** Opening GIVEN RECORDS block **
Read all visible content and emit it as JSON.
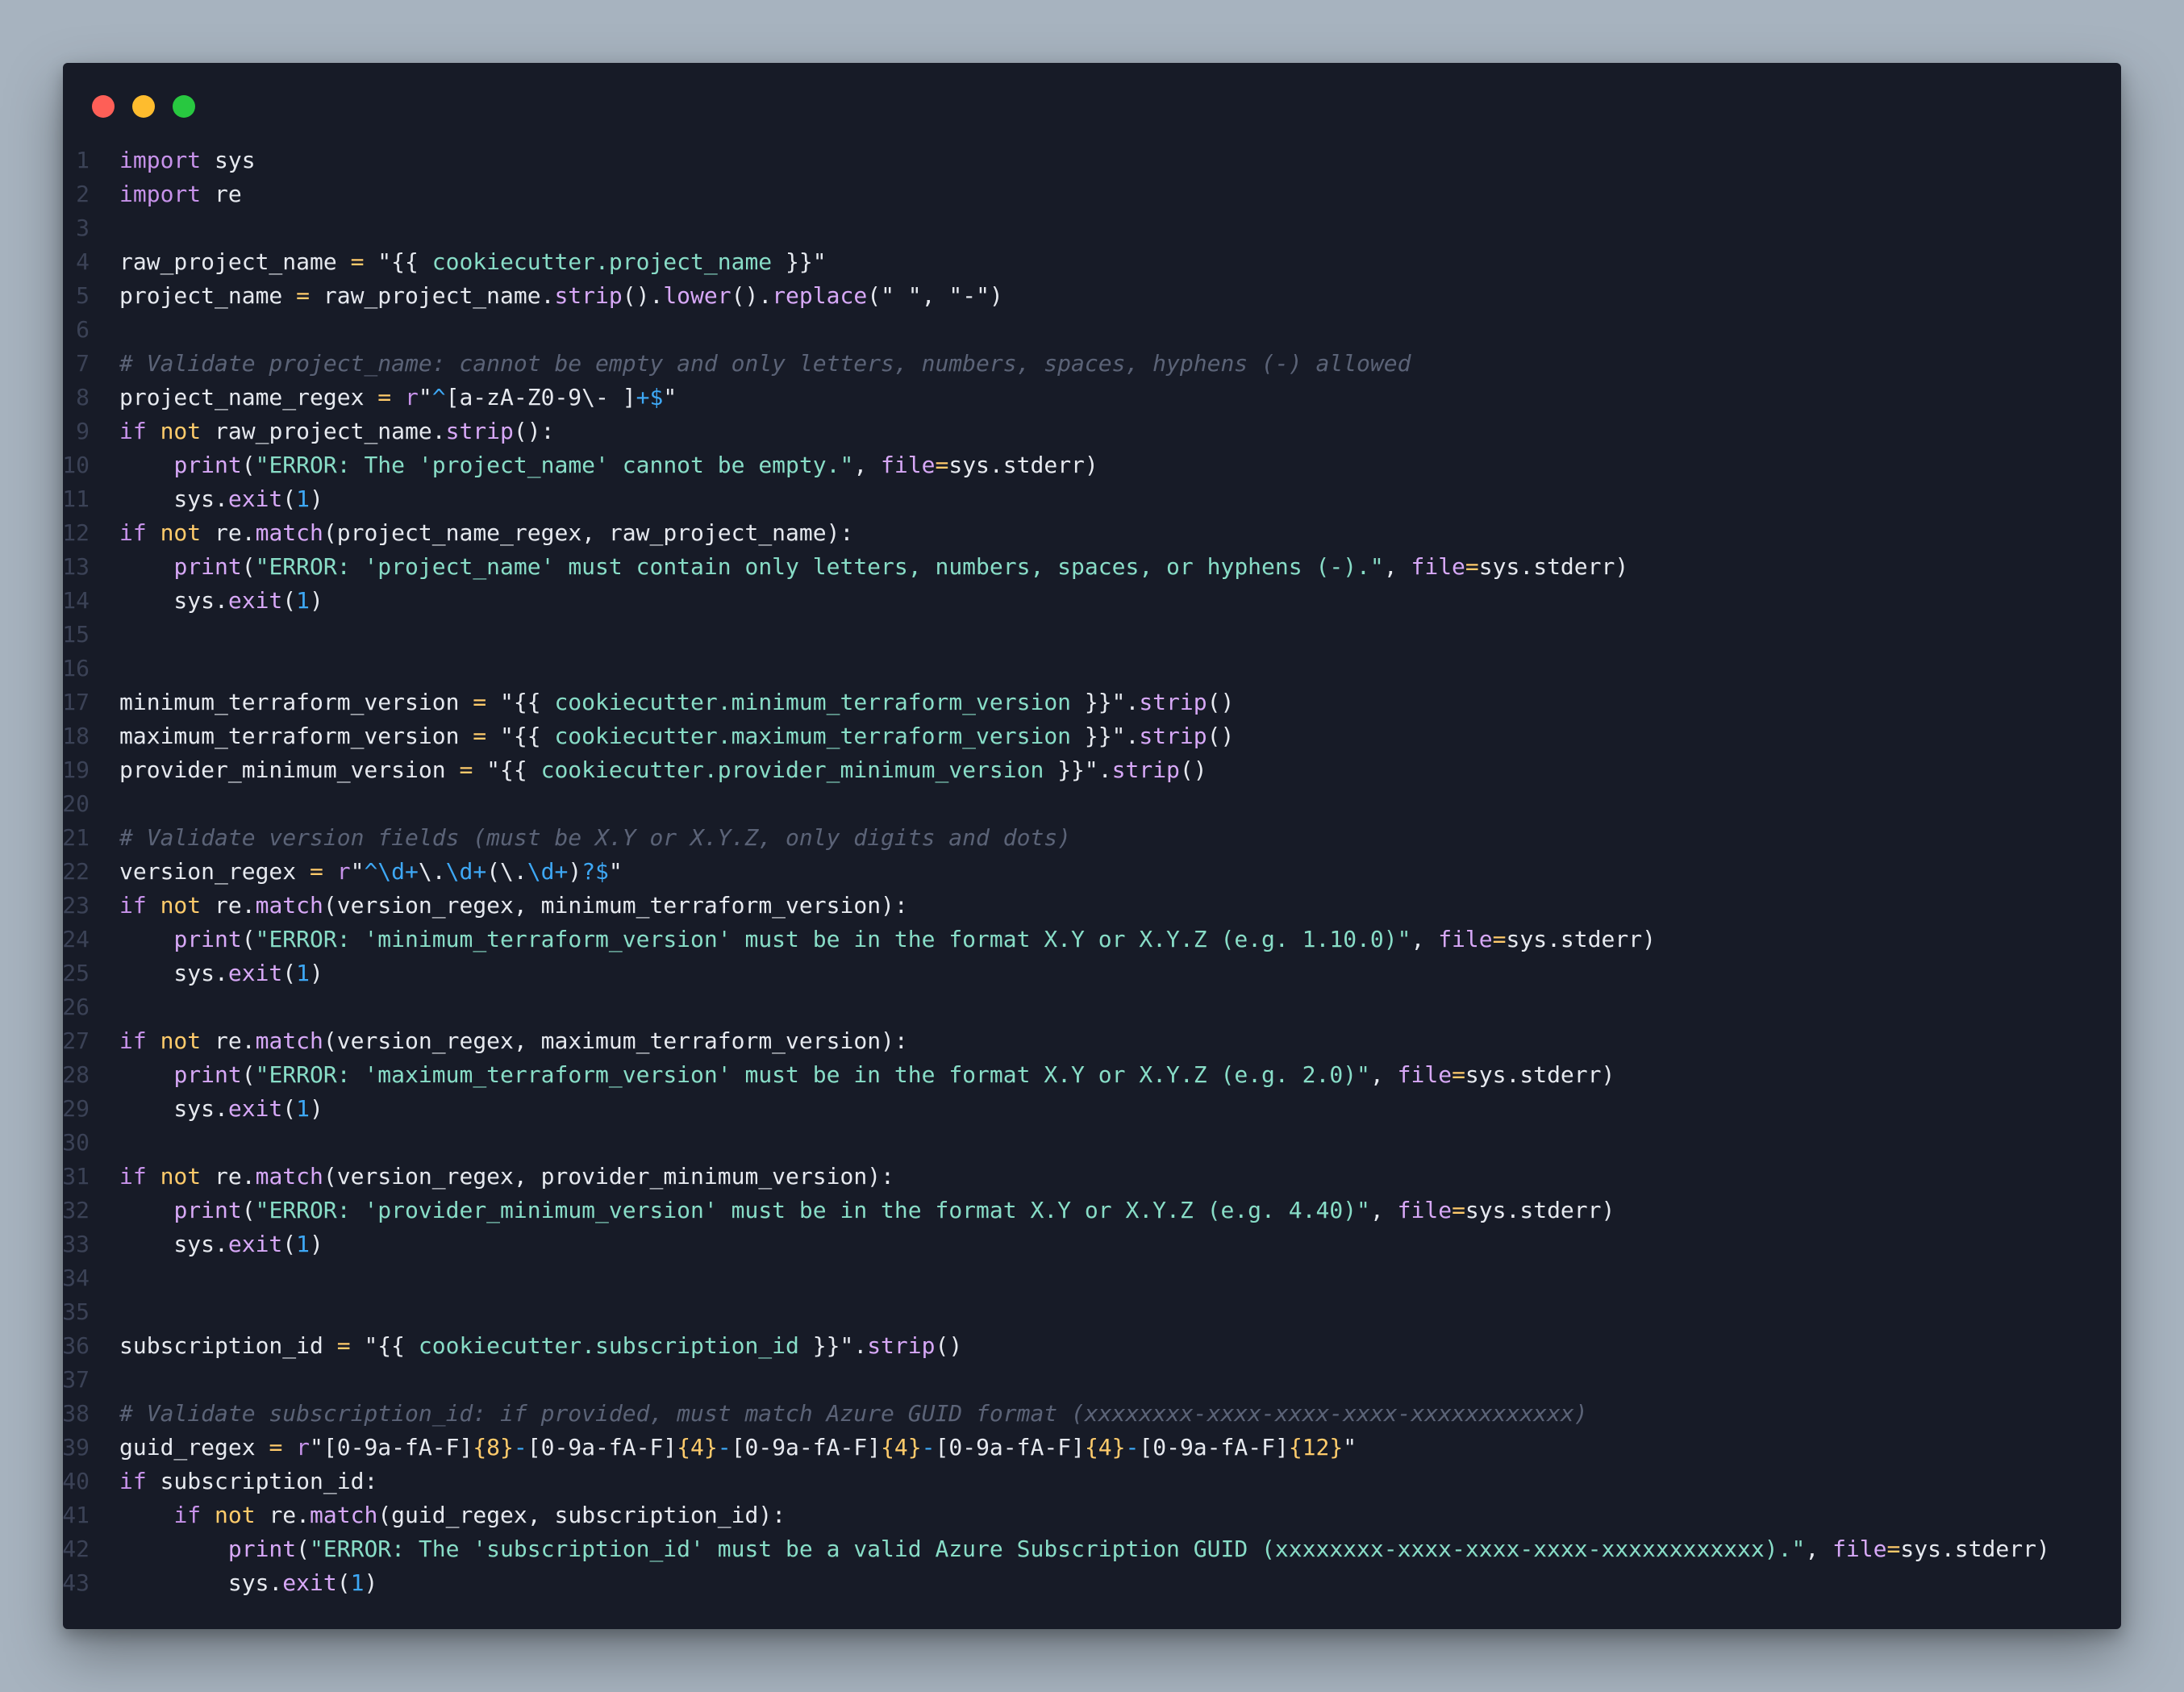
{
  "window": {
    "controls": [
      "close",
      "minimize",
      "maximize"
    ],
    "colors": {
      "close": "#fe5f57",
      "minimize": "#febc2e",
      "maximize": "#28c840",
      "background": "#171b27"
    }
  },
  "editor": {
    "language": "python",
    "lines": [
      {
        "n": "1",
        "tokens": [
          [
            "kw",
            "import"
          ],
          [
            "pl",
            " sys"
          ]
        ]
      },
      {
        "n": "2",
        "tokens": [
          [
            "kw",
            "import"
          ],
          [
            "pl",
            " re"
          ]
        ]
      },
      {
        "n": "3",
        "tokens": []
      },
      {
        "n": "4",
        "tokens": [
          [
            "pl",
            "raw_project_name "
          ],
          [
            "op",
            "="
          ],
          [
            "pl",
            " "
          ],
          [
            "strq",
            "\"{{"
          ],
          [
            "str",
            " cookiecutter.project_name "
          ],
          [
            "strq",
            "}}\""
          ]
        ]
      },
      {
        "n": "5",
        "tokens": [
          [
            "pl",
            "project_name "
          ],
          [
            "op",
            "="
          ],
          [
            "pl",
            " raw_project_name."
          ],
          [
            "fn",
            "strip"
          ],
          [
            "pl",
            "()."
          ],
          [
            "fn",
            "lower"
          ],
          [
            "pl",
            "()."
          ],
          [
            "fn",
            "replace"
          ],
          [
            "pl",
            "(\" \", \"-\")"
          ]
        ]
      },
      {
        "n": "6",
        "tokens": []
      },
      {
        "n": "7",
        "tokens": [
          [
            "cm",
            "# Validate project_name: cannot be empty and only letters, numbers, spaces, hyphens (-) allowed"
          ]
        ]
      },
      {
        "n": "8",
        "tokens": [
          [
            "pl",
            "project_name_regex "
          ],
          [
            "op",
            "="
          ],
          [
            "pl",
            " "
          ],
          [
            "kw",
            "r"
          ],
          [
            "strq",
            "\""
          ],
          [
            "rx",
            "^"
          ],
          [
            "strq",
            "[a-zA-Z0-9\\- ]"
          ],
          [
            "rx",
            "+$"
          ],
          [
            "strq",
            "\""
          ]
        ]
      },
      {
        "n": "9",
        "tokens": [
          [
            "kw",
            "if"
          ],
          [
            "pl",
            " "
          ],
          [
            "kw2",
            "not"
          ],
          [
            "pl",
            " raw_project_name."
          ],
          [
            "fn",
            "strip"
          ],
          [
            "pl",
            "():"
          ]
        ]
      },
      {
        "n": "10",
        "tokens": [
          [
            "pl",
            "    "
          ],
          [
            "fn",
            "print"
          ],
          [
            "pl",
            "("
          ],
          [
            "str",
            "\"ERROR: The 'project_name' cannot be empty.\""
          ],
          [
            "pl",
            ", "
          ],
          [
            "fn",
            "file"
          ],
          [
            "op",
            "="
          ],
          [
            "pl",
            "sys.stderr)"
          ]
        ]
      },
      {
        "n": "11",
        "tokens": [
          [
            "pl",
            "    sys."
          ],
          [
            "fn",
            "exit"
          ],
          [
            "pl",
            "("
          ],
          [
            "num",
            "1"
          ],
          [
            "pl",
            ")"
          ]
        ]
      },
      {
        "n": "12",
        "tokens": [
          [
            "kw",
            "if"
          ],
          [
            "pl",
            " "
          ],
          [
            "kw2",
            "not"
          ],
          [
            "pl",
            " re."
          ],
          [
            "fn",
            "match"
          ],
          [
            "pl",
            "(project_name_regex, raw_project_name):"
          ]
        ]
      },
      {
        "n": "13",
        "tokens": [
          [
            "pl",
            "    "
          ],
          [
            "fn",
            "print"
          ],
          [
            "pl",
            "("
          ],
          [
            "str",
            "\"ERROR: 'project_name' must contain only letters, numbers, spaces, or hyphens (-).\""
          ],
          [
            "pl",
            ", "
          ],
          [
            "fn",
            "file"
          ],
          [
            "op",
            "="
          ],
          [
            "pl",
            "sys.stderr)"
          ]
        ]
      },
      {
        "n": "14",
        "tokens": [
          [
            "pl",
            "    sys."
          ],
          [
            "fn",
            "exit"
          ],
          [
            "pl",
            "("
          ],
          [
            "num",
            "1"
          ],
          [
            "pl",
            ")"
          ]
        ]
      },
      {
        "n": "15",
        "tokens": []
      },
      {
        "n": "16",
        "tokens": []
      },
      {
        "n": "17",
        "tokens": [
          [
            "pl",
            "minimum_terraform_version "
          ],
          [
            "op",
            "="
          ],
          [
            "pl",
            " "
          ],
          [
            "strq",
            "\"{{"
          ],
          [
            "str",
            " cookiecutter.minimum_terraform_version "
          ],
          [
            "strq",
            "}}\""
          ],
          [
            "pl",
            "."
          ],
          [
            "fn",
            "strip"
          ],
          [
            "pl",
            "()"
          ]
        ]
      },
      {
        "n": "18",
        "tokens": [
          [
            "pl",
            "maximum_terraform_version "
          ],
          [
            "op",
            "="
          ],
          [
            "pl",
            " "
          ],
          [
            "strq",
            "\"{{"
          ],
          [
            "str",
            " cookiecutter.maximum_terraform_version "
          ],
          [
            "strq",
            "}}\""
          ],
          [
            "pl",
            "."
          ],
          [
            "fn",
            "strip"
          ],
          [
            "pl",
            "()"
          ]
        ]
      },
      {
        "n": "19",
        "tokens": [
          [
            "pl",
            "provider_minimum_version "
          ],
          [
            "op",
            "="
          ],
          [
            "pl",
            " "
          ],
          [
            "strq",
            "\"{{"
          ],
          [
            "str",
            " cookiecutter.provider_minimum_version "
          ],
          [
            "strq",
            "}}\""
          ],
          [
            "pl",
            "."
          ],
          [
            "fn",
            "strip"
          ],
          [
            "pl",
            "()"
          ]
        ]
      },
      {
        "n": "20",
        "tokens": []
      },
      {
        "n": "21",
        "tokens": [
          [
            "cm",
            "# Validate version fields (must be X.Y or X.Y.Z, only digits and dots)"
          ]
        ]
      },
      {
        "n": "22",
        "tokens": [
          [
            "pl",
            "version_regex "
          ],
          [
            "op",
            "="
          ],
          [
            "pl",
            " "
          ],
          [
            "kw",
            "r"
          ],
          [
            "strq",
            "\""
          ],
          [
            "rx",
            "^\\d+"
          ],
          [
            "strq",
            "\\."
          ],
          [
            "rx",
            "\\d+"
          ],
          [
            "strq",
            "(\\."
          ],
          [
            "rx",
            "\\d+"
          ],
          [
            "strq",
            ")"
          ],
          [
            "rx",
            "?$"
          ],
          [
            "strq",
            "\""
          ]
        ]
      },
      {
        "n": "23",
        "tokens": [
          [
            "kw",
            "if"
          ],
          [
            "pl",
            " "
          ],
          [
            "kw2",
            "not"
          ],
          [
            "pl",
            " re."
          ],
          [
            "fn",
            "match"
          ],
          [
            "pl",
            "(version_regex, minimum_terraform_version):"
          ]
        ]
      },
      {
        "n": "24",
        "tokens": [
          [
            "pl",
            "    "
          ],
          [
            "fn",
            "print"
          ],
          [
            "pl",
            "("
          ],
          [
            "str",
            "\"ERROR: 'minimum_terraform_version' must be in the format X.Y or X.Y.Z (e.g. 1.10.0)\""
          ],
          [
            "pl",
            ", "
          ],
          [
            "fn",
            "file"
          ],
          [
            "op",
            "="
          ],
          [
            "pl",
            "sys.stderr)"
          ]
        ]
      },
      {
        "n": "25",
        "tokens": [
          [
            "pl",
            "    sys."
          ],
          [
            "fn",
            "exit"
          ],
          [
            "pl",
            "("
          ],
          [
            "num",
            "1"
          ],
          [
            "pl",
            ")"
          ]
        ]
      },
      {
        "n": "26",
        "tokens": []
      },
      {
        "n": "27",
        "tokens": [
          [
            "kw",
            "if"
          ],
          [
            "pl",
            " "
          ],
          [
            "kw2",
            "not"
          ],
          [
            "pl",
            " re."
          ],
          [
            "fn",
            "match"
          ],
          [
            "pl",
            "(version_regex, maximum_terraform_version):"
          ]
        ]
      },
      {
        "n": "28",
        "tokens": [
          [
            "pl",
            "    "
          ],
          [
            "fn",
            "print"
          ],
          [
            "pl",
            "("
          ],
          [
            "str",
            "\"ERROR: 'maximum_terraform_version' must be in the format X.Y or X.Y.Z (e.g. 2.0)\""
          ],
          [
            "pl",
            ", "
          ],
          [
            "fn",
            "file"
          ],
          [
            "op",
            "="
          ],
          [
            "pl",
            "sys.stderr)"
          ]
        ]
      },
      {
        "n": "29",
        "tokens": [
          [
            "pl",
            "    sys."
          ],
          [
            "fn",
            "exit"
          ],
          [
            "pl",
            "("
          ],
          [
            "num",
            "1"
          ],
          [
            "pl",
            ")"
          ]
        ]
      },
      {
        "n": "30",
        "tokens": []
      },
      {
        "n": "31",
        "tokens": [
          [
            "kw",
            "if"
          ],
          [
            "pl",
            " "
          ],
          [
            "kw2",
            "not"
          ],
          [
            "pl",
            " re."
          ],
          [
            "fn",
            "match"
          ],
          [
            "pl",
            "(version_regex, provider_minimum_version):"
          ]
        ]
      },
      {
        "n": "32",
        "tokens": [
          [
            "pl",
            "    "
          ],
          [
            "fn",
            "print"
          ],
          [
            "pl",
            "("
          ],
          [
            "str",
            "\"ERROR: 'provider_minimum_version' must be in the format X.Y or X.Y.Z (e.g. 4.40)\""
          ],
          [
            "pl",
            ", "
          ],
          [
            "fn",
            "file"
          ],
          [
            "op",
            "="
          ],
          [
            "pl",
            "sys.stderr)"
          ]
        ]
      },
      {
        "n": "33",
        "tokens": [
          [
            "pl",
            "    sys."
          ],
          [
            "fn",
            "exit"
          ],
          [
            "pl",
            "("
          ],
          [
            "num",
            "1"
          ],
          [
            "pl",
            ")"
          ]
        ]
      },
      {
        "n": "34",
        "tokens": []
      },
      {
        "n": "35",
        "tokens": []
      },
      {
        "n": "36",
        "tokens": [
          [
            "pl",
            "subscription_id "
          ],
          [
            "op",
            "="
          ],
          [
            "pl",
            " "
          ],
          [
            "strq",
            "\"{{"
          ],
          [
            "str",
            " cookiecutter.subscription_id "
          ],
          [
            "strq",
            "}}\""
          ],
          [
            "pl",
            "."
          ],
          [
            "fn",
            "strip"
          ],
          [
            "pl",
            "()"
          ]
        ]
      },
      {
        "n": "37",
        "tokens": []
      },
      {
        "n": "38",
        "tokens": [
          [
            "cm",
            "# Validate subscription_id: if provided, must match Azure GUID format (xxxxxxxx-xxxx-xxxx-xxxx-xxxxxxxxxxxx)"
          ]
        ]
      },
      {
        "n": "39",
        "tokens": [
          [
            "pl",
            "guid_regex "
          ],
          [
            "op",
            "="
          ],
          [
            "pl",
            " "
          ],
          [
            "kw",
            "r"
          ],
          [
            "strq",
            "\"[0-9a-fA-F]"
          ],
          [
            "rxq",
            "{8}"
          ],
          [
            "rx",
            "-"
          ],
          [
            "strq",
            "[0-9a-fA-F]"
          ],
          [
            "rxq",
            "{4}"
          ],
          [
            "rx",
            "-"
          ],
          [
            "strq",
            "[0-9a-fA-F]"
          ],
          [
            "rxq",
            "{4}"
          ],
          [
            "rx",
            "-"
          ],
          [
            "strq",
            "[0-9a-fA-F]"
          ],
          [
            "rxq",
            "{4}"
          ],
          [
            "rx",
            "-"
          ],
          [
            "strq",
            "[0-9a-fA-F]"
          ],
          [
            "rxq",
            "{12}"
          ],
          [
            "strq",
            "\""
          ]
        ]
      },
      {
        "n": "40",
        "tokens": [
          [
            "kw",
            "if"
          ],
          [
            "pl",
            " subscription_id:"
          ]
        ]
      },
      {
        "n": "41",
        "tokens": [
          [
            "pl",
            "    "
          ],
          [
            "kw",
            "if"
          ],
          [
            "pl",
            " "
          ],
          [
            "kw2",
            "not"
          ],
          [
            "pl",
            " re."
          ],
          [
            "fn",
            "match"
          ],
          [
            "pl",
            "(guid_regex, subscription_id):"
          ]
        ]
      },
      {
        "n": "42",
        "tokens": [
          [
            "pl",
            "        "
          ],
          [
            "fn",
            "print"
          ],
          [
            "pl",
            "("
          ],
          [
            "str",
            "\"ERROR: The 'subscription_id' must be a valid Azure Subscription GUID (xxxxxxxx-xxxx-xxxx-xxxx-xxxxxxxxxxxx).\""
          ],
          [
            "pl",
            ", "
          ],
          [
            "fn",
            "file"
          ],
          [
            "op",
            "="
          ],
          [
            "pl",
            "sys.stderr)"
          ]
        ]
      },
      {
        "n": "43",
        "tokens": [
          [
            "pl",
            "        sys."
          ],
          [
            "fn",
            "exit"
          ],
          [
            "pl",
            "("
          ],
          [
            "num",
            "1"
          ],
          [
            "pl",
            ")"
          ]
        ]
      }
    ]
  }
}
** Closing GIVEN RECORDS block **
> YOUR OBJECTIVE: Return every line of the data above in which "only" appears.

> WRITTEN SOLUTION:
            "# Validate project_name: cannot be empty and only letters, numbers, spaces, hyphens (-) allowed"
            "\"ERROR: 'project_name' must contain only letters, numbers, spaces, or hyphens (-).\""
            "# Validate version fields (must be X.Y or X.Y.Z, only digits and dots)"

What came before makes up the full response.